#### WHAT TO PRODUCE
Your response must be made up of each line in the data below that contains the string "Setup".

(Records from a data collection)
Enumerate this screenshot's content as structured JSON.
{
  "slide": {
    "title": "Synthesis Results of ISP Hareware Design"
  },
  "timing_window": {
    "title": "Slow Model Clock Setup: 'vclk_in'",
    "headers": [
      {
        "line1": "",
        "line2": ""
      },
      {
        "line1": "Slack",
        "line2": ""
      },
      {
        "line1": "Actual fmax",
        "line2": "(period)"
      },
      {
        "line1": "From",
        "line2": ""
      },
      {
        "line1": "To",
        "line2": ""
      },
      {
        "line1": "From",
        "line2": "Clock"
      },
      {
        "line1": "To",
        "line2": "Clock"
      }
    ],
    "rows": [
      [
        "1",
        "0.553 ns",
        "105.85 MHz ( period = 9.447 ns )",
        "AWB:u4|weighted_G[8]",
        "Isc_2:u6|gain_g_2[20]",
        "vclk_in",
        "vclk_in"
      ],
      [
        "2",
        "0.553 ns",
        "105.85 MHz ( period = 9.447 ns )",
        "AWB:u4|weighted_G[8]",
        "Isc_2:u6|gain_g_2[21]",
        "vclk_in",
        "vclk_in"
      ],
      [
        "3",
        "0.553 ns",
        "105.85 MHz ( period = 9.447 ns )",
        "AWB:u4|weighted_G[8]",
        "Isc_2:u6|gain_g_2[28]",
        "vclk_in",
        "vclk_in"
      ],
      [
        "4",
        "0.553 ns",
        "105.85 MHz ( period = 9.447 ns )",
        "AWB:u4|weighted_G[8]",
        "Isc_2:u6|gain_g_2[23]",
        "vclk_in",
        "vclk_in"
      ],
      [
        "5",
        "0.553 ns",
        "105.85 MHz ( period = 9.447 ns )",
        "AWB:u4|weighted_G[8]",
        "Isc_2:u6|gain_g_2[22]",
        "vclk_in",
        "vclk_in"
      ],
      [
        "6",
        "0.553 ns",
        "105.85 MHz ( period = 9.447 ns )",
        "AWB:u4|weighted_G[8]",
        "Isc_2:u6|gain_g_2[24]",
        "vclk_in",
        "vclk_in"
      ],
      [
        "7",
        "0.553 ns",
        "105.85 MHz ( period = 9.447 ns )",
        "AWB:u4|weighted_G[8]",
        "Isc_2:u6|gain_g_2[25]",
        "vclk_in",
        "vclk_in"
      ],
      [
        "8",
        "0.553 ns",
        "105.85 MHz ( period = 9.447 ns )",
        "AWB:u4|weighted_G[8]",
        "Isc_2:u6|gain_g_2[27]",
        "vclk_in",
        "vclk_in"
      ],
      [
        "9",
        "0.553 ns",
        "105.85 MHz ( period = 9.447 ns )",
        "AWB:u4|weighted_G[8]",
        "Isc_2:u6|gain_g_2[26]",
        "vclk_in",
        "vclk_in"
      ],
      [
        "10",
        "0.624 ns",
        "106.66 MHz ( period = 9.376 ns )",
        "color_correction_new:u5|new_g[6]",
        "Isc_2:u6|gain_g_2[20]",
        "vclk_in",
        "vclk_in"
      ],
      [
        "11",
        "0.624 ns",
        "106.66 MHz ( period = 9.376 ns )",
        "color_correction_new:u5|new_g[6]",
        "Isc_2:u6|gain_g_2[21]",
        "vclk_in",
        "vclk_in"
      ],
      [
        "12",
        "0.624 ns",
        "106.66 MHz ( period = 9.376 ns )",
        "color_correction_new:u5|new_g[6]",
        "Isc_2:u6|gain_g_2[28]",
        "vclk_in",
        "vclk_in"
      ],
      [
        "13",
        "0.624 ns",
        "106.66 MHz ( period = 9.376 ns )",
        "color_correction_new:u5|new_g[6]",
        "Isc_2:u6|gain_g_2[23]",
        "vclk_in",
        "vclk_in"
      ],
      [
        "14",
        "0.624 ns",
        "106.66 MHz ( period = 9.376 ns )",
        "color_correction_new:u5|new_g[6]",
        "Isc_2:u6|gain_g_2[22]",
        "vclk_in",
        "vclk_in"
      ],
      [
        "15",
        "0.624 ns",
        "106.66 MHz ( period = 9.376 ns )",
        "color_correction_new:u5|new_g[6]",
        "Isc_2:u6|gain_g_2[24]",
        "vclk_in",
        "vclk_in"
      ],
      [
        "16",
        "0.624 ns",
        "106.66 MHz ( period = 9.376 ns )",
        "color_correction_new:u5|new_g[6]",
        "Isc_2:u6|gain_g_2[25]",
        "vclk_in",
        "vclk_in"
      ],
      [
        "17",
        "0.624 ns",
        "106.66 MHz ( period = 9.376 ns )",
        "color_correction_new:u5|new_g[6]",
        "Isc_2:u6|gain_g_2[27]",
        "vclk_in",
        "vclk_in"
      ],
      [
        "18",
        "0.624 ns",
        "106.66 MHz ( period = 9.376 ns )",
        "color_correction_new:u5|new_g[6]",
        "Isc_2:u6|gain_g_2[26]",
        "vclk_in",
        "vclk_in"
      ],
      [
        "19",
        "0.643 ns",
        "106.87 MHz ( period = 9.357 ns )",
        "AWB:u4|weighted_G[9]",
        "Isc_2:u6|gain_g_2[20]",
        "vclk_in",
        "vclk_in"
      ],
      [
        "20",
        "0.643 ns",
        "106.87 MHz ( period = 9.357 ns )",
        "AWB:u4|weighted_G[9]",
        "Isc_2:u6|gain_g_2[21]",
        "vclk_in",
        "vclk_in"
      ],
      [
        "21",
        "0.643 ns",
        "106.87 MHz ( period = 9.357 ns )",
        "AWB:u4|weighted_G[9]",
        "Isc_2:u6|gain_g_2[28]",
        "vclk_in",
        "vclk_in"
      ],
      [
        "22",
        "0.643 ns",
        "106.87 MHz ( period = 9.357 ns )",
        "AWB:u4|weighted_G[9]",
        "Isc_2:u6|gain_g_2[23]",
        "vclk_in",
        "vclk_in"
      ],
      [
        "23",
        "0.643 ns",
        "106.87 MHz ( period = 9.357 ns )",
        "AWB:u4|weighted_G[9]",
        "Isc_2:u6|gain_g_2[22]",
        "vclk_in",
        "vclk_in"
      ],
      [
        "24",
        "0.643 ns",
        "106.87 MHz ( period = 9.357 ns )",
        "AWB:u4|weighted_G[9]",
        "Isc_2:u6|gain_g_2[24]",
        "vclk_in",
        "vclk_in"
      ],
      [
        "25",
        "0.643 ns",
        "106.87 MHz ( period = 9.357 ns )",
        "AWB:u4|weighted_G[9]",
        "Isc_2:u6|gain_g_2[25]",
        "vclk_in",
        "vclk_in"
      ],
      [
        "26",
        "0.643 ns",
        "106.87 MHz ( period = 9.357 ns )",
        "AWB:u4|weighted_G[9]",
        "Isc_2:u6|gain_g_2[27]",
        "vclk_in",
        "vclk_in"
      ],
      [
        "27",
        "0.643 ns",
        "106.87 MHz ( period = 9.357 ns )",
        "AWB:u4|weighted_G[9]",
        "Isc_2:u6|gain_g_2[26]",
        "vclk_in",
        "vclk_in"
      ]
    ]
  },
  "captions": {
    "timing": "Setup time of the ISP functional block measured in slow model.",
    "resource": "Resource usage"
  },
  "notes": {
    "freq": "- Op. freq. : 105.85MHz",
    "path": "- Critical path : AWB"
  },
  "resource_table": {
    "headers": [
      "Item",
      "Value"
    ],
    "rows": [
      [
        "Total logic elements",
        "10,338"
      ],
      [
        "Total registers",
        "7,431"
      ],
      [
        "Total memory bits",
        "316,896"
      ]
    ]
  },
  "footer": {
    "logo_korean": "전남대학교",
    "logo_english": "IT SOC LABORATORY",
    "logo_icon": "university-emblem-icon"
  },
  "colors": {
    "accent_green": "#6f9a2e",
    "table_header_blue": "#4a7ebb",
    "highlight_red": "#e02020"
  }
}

#### OUTPUT BELOW
    "title": "Slow Model Clock Setup: 'vclk_in'",
    "timing": "Setup time of the ISP functional block measured in slow model.",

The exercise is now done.